• Stichting Tijssen
  • Heemstede
  • NL
  • 2001

The project concerns the conversion of a detached house with a small private garden into a hospice: a place where fatally ill people can spend their last days in a relatively homely environment. The existing building was found in very poor condition, technically as well as architecturally. Poorly built and designed from start, it apparently was altered for the worse many times during the past century, bits and pieces changed and added, finally leaving it in a deplorable condition. For this reason and in order to meet the new functional program the building required a drastic alteration, inside as well as outside.

The project intends to re-make the existing building as it never was. In other words: it intends to restore the building in a condition that never existed before, but, judging on its, in relation to the existing, self-evident new plans and appearance apparently could have. All deviant exterior additions are demolished and the pitched roof is extended over the existing terrace, in order to create the clear and freestanding rectangular volume that never existed before. Existing interior walls and constructions are demolished and several rooms are united in order to provide the plans with an internal logic they never had. A new extension that provides the required extra space is carefully wrapped around the new volume and fitted in with the new plans as if it was always there.

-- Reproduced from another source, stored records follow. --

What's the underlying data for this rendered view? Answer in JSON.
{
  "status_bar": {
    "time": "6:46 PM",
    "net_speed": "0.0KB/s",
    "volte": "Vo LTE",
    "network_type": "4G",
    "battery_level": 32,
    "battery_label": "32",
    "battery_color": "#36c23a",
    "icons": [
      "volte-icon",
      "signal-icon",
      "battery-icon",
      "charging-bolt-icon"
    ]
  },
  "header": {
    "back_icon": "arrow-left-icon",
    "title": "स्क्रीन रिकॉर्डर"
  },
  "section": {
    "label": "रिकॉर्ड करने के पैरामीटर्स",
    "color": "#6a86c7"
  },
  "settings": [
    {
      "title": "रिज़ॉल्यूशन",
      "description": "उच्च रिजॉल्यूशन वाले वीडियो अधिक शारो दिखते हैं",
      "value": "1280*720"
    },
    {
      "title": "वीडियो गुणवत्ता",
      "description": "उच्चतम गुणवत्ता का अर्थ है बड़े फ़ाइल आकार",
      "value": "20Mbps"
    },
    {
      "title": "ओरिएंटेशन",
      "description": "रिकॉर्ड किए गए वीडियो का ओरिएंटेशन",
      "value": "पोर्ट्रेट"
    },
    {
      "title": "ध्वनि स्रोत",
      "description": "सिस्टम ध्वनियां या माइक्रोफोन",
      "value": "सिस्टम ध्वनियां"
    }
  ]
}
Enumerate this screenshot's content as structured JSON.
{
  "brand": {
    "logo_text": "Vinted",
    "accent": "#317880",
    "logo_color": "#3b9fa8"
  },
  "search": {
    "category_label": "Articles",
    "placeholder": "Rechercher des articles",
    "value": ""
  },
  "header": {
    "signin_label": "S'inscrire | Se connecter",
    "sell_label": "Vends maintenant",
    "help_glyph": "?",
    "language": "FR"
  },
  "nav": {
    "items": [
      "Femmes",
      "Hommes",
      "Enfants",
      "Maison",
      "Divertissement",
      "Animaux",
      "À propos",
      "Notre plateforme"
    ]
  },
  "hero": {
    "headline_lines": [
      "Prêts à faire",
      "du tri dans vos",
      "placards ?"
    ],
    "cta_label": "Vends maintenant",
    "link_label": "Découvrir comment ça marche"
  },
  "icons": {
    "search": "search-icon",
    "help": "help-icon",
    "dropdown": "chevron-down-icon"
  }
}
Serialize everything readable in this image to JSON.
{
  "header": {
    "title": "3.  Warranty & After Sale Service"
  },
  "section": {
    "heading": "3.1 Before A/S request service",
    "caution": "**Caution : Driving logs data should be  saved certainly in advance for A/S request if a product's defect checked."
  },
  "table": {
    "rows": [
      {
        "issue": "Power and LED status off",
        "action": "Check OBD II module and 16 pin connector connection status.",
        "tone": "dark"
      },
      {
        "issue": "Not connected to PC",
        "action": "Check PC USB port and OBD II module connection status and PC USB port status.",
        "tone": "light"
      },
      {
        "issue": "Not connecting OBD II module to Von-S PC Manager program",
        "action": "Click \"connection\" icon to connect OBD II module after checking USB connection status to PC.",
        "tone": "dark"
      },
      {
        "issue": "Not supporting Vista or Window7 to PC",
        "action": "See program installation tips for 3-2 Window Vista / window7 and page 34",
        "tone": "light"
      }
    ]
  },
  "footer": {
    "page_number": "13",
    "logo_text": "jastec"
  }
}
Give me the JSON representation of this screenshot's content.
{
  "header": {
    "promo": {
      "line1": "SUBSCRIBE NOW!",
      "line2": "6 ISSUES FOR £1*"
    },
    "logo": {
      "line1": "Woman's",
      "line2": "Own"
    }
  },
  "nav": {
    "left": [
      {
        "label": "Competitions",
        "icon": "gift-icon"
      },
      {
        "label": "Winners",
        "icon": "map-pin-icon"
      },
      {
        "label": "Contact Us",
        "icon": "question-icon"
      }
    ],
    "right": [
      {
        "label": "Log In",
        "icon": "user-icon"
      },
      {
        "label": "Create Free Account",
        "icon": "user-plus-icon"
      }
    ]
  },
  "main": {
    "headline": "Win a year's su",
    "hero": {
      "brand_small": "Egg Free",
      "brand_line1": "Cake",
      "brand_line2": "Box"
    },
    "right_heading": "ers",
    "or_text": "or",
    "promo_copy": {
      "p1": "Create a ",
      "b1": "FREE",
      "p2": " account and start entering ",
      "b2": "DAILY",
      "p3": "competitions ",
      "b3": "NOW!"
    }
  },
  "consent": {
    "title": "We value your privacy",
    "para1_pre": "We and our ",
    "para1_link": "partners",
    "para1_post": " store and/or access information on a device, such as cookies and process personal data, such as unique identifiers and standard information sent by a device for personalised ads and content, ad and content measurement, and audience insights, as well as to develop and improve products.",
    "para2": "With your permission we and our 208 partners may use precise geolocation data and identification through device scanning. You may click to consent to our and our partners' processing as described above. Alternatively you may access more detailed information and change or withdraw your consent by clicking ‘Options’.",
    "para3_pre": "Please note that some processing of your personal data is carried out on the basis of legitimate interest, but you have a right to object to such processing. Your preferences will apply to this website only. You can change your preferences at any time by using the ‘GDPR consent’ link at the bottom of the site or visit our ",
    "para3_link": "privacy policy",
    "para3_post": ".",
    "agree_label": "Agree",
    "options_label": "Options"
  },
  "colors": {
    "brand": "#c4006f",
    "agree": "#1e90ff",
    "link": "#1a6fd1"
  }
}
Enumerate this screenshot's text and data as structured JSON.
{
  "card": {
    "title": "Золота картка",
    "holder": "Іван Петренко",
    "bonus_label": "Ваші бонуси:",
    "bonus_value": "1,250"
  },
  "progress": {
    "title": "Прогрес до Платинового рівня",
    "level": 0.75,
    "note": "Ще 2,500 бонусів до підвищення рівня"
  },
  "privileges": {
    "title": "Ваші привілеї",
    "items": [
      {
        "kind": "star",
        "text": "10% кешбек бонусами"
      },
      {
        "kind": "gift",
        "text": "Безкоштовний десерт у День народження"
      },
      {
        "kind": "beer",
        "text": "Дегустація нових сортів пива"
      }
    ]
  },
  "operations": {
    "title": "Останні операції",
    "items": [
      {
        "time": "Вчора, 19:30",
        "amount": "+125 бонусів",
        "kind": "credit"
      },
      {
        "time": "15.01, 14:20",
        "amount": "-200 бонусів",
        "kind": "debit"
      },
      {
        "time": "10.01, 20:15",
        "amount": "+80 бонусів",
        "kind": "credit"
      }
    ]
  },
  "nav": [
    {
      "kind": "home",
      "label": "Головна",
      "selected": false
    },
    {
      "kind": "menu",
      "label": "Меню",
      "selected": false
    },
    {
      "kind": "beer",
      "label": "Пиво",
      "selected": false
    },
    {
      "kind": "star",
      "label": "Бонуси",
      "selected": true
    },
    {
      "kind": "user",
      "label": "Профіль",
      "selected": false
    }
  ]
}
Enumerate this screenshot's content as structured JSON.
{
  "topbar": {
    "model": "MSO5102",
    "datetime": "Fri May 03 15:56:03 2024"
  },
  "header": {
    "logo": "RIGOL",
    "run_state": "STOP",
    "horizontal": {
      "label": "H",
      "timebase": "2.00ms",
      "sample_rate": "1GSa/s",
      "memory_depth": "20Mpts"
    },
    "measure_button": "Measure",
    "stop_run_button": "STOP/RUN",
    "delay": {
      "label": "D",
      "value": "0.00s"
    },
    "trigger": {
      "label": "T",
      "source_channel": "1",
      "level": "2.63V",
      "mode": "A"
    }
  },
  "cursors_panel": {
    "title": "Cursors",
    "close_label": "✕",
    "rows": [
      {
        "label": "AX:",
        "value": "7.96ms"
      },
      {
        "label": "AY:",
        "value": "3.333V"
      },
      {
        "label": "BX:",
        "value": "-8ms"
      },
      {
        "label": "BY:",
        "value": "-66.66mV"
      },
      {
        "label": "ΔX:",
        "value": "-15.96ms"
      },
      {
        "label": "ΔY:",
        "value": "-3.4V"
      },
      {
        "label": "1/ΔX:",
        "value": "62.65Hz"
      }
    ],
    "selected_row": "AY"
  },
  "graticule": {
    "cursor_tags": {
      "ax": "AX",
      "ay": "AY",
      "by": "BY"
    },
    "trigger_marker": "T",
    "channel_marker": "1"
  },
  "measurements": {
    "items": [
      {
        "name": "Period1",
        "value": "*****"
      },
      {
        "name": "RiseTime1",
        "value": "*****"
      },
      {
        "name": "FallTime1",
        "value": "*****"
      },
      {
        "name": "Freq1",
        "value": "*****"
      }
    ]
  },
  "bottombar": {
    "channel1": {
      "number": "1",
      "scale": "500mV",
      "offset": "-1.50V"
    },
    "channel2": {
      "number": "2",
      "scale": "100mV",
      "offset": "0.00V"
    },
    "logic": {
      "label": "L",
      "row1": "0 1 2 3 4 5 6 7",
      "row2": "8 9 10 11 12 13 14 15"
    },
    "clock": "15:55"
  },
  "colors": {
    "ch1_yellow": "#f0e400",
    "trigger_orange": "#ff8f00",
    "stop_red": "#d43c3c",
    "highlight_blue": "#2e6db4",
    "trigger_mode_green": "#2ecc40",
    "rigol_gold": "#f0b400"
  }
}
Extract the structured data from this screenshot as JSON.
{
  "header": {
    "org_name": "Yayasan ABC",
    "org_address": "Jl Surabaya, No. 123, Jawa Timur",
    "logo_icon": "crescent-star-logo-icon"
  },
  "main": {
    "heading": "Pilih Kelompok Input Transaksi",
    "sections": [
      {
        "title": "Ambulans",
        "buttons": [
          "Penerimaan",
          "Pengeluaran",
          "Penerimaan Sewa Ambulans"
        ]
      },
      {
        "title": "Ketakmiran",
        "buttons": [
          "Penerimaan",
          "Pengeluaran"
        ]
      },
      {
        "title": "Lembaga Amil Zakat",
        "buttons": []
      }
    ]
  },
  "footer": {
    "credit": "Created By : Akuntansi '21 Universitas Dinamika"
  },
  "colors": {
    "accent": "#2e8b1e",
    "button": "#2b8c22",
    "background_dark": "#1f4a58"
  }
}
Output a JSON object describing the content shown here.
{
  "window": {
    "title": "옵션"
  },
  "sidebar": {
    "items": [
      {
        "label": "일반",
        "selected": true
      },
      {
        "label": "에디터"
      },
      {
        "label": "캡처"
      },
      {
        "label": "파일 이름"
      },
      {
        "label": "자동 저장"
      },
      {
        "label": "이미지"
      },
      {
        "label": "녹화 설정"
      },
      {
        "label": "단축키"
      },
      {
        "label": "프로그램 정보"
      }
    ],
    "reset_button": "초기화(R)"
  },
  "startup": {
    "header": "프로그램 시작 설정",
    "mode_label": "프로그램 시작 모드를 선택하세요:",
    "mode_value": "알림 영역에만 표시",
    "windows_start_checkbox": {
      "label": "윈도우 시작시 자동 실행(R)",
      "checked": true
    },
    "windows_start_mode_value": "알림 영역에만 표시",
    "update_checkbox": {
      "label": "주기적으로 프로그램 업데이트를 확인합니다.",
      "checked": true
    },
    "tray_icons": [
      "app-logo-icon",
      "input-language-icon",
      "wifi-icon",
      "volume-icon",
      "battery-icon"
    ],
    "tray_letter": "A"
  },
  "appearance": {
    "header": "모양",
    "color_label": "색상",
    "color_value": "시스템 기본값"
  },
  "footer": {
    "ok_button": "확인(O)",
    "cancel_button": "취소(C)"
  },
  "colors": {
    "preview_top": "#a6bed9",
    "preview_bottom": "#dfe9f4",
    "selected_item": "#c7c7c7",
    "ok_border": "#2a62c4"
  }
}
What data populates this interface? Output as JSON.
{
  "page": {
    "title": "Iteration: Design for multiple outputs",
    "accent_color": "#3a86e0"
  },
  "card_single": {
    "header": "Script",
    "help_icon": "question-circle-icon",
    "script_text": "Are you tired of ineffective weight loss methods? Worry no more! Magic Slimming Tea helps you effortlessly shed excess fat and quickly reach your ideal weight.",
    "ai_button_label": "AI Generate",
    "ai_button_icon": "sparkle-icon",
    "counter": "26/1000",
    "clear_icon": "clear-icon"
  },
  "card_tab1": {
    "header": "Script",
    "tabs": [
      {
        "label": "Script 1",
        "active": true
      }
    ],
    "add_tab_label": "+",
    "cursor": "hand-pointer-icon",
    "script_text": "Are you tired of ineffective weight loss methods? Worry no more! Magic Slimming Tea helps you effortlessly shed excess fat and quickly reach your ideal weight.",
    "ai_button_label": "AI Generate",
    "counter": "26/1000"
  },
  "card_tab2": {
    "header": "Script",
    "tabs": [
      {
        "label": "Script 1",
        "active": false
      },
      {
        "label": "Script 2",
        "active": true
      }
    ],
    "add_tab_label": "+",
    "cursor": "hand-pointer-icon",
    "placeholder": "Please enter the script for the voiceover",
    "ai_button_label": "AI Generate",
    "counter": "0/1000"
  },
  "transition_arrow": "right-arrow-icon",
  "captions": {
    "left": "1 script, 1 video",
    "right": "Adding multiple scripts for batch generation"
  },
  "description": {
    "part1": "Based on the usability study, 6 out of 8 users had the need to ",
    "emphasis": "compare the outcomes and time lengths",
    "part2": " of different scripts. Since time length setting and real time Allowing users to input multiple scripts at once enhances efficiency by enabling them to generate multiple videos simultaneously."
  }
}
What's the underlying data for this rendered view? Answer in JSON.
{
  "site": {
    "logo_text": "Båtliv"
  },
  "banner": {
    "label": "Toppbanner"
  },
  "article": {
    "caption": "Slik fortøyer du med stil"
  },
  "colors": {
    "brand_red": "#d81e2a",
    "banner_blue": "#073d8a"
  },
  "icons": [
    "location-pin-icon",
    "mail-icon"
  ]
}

Finally, in order to express the ambiguity of this modest attempt to falsify architectural history, the red brick facade at the rear of the building, including the new extension, is roughly painted the color of the nostalgically brutalist, concrete edge of the new ‘toit jardin’, creating a literally two-faced house. In front of the building nothing appears to have changed, but turning around at the back the same architecture appears to be rather different. An ambiguity that is further enhanced by the new wooden entrance door realized at the back, which is symmetrical and identical with the existing one in front. It turns front and back commutable and in a way opens up the area of private gardens within the urban block of detached and semi-detached houses. A circular footpath connects both doors with the street and with each other, affirming the autonomy of the architectural object, while offering a short, but potentially continuous walk around the house.